There is something that makes you stop in food stalls. Everyone in Japan has experienced the quintessential summer experience of holding a stick of fried chicken while enjoying a summer festival. The food at food stalls is fast food, and it is expensive, but still, you just have to stop to buy some. And you end up with three to four things in your hands before you know it. This time, my dear readers, I, Shiho, and Vanessa went to the food stalls by Yasaka Shrine where you can get these treats almost every day!
Yasaka Shrine is one of the sightseeing spots everyone goes to in Kyoto. For this reason, there are always many people at the shrine, and because of this, there are food stalls almost every day. We went to the shrine in May, and it looked like this, even though there was no festival or anything!
They don’t only sell food, but you could also find things like chopsticks. Interesting!
First, you cannot leave out the wagyu beef skewers.
There is always a line in front of this food stall.
After ordering, the young guy at the stall starts grilling your skewer and you get to hear the delicious sounds of it being grilled, and smell the sweet fragrance of wagyu beef. Lastly, the skewer is dipped into tare sauce.
The big grilled pieces of meat are really yummy! The strong taste of the tare sauce brings a nice taste of fast food to this skewer. It was so good I ate it in seconds.
Next, we have hashimaki! Hashimaki is a savory okonomiyaki pancake wrapped around a stick, and this dish is mainly seen in west Japan, and you normally can’t find this dish at the food stalls in east Japan.
But the hashimiki here at Yasaka Shrine is even more rare! There are yuba and Japanese mountain yam inside the dough, and the hashimaki is topped with green onion. How Kyoto-like!
The taste was delicious! The best thing was the chewy texture, thanks to the yuba and Japanese mountain yam. I got the one with cheese inside; the melting cheese was really yummy! The texture was even chewier thanks to the cheese so I really want to recommend this!
We only had salty things, so next time for something sweet… so I, Shiho, and Vanessa decided to have some warabi-mochi! When in Kyoto, you have to have warabi-mochi.
The young man working at the food stall cut the rice cakes into small pieces, rolled them in roasted soy bean flour and handed us a cup full of warabi-mochi.
You can decide between an eat-right-now paper cup and a plastic pack you can take home. This is nice!
We, of course, decided to have the paper cup! Kyoto’s warabi-mochi is really yummy so it is a must-have when here. I really like kinako, or roasted soybean flour, so I was really happy there was a lot of it on the warabi-mochi!

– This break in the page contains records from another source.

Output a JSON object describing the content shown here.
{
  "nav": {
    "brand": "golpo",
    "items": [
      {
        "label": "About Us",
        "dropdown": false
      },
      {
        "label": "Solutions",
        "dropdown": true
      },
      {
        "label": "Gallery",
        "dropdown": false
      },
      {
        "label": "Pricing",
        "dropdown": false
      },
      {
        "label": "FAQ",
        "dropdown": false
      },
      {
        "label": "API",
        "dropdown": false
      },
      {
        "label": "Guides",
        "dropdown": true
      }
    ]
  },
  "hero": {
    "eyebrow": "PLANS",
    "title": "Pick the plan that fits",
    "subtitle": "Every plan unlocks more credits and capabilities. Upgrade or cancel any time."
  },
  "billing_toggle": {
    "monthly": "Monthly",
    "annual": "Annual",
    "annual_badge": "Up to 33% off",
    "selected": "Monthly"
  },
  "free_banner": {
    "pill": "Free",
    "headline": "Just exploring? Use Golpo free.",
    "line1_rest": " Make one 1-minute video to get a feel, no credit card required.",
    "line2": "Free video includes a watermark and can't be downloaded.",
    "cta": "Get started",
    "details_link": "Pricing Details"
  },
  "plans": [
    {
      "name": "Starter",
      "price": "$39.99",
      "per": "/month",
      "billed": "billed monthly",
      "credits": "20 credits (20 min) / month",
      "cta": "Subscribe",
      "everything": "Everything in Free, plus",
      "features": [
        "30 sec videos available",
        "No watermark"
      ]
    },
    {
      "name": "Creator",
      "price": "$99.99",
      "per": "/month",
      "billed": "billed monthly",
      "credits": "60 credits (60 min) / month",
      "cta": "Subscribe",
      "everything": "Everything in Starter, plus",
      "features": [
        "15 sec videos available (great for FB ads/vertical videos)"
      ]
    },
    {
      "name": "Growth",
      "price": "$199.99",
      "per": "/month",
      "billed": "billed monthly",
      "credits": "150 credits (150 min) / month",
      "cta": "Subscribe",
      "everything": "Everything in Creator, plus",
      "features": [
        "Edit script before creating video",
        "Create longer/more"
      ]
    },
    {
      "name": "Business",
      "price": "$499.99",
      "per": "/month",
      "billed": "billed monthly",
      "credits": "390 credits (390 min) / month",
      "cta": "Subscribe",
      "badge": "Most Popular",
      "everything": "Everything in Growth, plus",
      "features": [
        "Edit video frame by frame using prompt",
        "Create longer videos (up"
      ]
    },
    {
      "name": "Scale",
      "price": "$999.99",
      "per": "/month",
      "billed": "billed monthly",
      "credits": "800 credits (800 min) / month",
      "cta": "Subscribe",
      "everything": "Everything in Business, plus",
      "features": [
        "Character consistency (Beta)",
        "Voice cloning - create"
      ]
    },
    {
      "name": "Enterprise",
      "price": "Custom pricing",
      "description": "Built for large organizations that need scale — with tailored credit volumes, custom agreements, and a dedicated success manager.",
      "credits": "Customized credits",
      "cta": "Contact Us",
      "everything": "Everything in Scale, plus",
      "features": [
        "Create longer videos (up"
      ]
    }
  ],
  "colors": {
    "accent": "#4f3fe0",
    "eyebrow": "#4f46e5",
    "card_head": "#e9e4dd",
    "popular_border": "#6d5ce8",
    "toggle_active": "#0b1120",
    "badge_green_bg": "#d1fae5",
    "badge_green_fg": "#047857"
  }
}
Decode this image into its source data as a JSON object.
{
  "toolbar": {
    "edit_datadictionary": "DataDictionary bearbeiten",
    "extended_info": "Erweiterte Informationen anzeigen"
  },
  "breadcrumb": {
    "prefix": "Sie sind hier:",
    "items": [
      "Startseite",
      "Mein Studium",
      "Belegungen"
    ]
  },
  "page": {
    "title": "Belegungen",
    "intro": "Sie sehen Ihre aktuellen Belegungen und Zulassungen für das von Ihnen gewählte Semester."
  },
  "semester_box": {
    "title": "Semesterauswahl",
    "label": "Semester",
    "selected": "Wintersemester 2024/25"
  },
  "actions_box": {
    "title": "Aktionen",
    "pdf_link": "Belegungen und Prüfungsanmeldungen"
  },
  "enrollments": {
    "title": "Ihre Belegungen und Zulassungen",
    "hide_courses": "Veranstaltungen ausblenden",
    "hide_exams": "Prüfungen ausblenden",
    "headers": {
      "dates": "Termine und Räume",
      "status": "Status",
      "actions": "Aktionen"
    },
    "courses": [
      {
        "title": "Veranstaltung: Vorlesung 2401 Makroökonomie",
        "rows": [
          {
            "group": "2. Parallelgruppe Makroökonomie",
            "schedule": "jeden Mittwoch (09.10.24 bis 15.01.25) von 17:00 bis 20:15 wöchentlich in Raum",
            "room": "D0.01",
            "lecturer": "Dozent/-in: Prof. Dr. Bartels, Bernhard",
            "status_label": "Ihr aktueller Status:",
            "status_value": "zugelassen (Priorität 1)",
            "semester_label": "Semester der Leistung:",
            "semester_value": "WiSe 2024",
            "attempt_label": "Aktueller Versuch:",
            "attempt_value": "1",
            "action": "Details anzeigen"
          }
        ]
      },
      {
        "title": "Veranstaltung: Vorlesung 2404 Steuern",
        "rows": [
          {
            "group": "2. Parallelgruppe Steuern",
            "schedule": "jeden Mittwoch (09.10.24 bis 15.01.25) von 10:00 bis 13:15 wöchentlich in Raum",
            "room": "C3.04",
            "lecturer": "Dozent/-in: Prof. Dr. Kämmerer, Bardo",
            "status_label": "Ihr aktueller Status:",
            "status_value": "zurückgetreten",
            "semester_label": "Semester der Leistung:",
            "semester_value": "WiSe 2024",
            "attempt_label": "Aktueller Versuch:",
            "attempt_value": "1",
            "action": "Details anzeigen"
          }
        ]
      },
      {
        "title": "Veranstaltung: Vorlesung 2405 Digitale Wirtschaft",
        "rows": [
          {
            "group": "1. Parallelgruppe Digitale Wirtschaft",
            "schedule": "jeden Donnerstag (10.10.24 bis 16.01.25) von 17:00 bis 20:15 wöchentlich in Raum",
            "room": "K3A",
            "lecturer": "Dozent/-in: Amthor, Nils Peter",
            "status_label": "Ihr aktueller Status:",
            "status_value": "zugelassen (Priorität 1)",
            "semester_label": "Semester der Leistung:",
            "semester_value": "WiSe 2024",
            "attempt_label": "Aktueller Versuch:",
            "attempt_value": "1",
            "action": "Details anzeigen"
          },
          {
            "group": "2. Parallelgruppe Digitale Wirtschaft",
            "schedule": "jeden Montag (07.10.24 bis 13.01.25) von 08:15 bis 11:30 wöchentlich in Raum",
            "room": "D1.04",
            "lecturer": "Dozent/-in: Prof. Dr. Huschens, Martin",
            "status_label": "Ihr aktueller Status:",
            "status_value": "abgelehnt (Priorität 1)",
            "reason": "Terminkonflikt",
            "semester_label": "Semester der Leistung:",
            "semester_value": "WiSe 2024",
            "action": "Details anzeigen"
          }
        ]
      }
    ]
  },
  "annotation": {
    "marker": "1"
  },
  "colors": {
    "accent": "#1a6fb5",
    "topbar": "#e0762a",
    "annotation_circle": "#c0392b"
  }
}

Lastly, as a “shime,” the last dish, we have kakigori, or shaved ice! There are so many different tastes that it is fun to choose.
It is really cheap at 300 yen but you get a LOT of ice!
The amicable young man working at the stall gave us a really big portion of shaved ice! So happy! We taste we chose was matcha, and it was so big you could share this with three people.
You get to pour as much condensed milk as you want on your shaved ice! It was really fun finishing our street food tour with some shaved ice.
This is the end of our report, and as a final word, I would like to say that the most fun part of food stalls is that you get to share the things with your friends or your partner. From now on toward the summer season, there are going to be more and more food stalls, so if in Kyoto, remember to have some street food too!
|Shiho[ Sharing Kyoto Staff ]||STAFF DETAIL|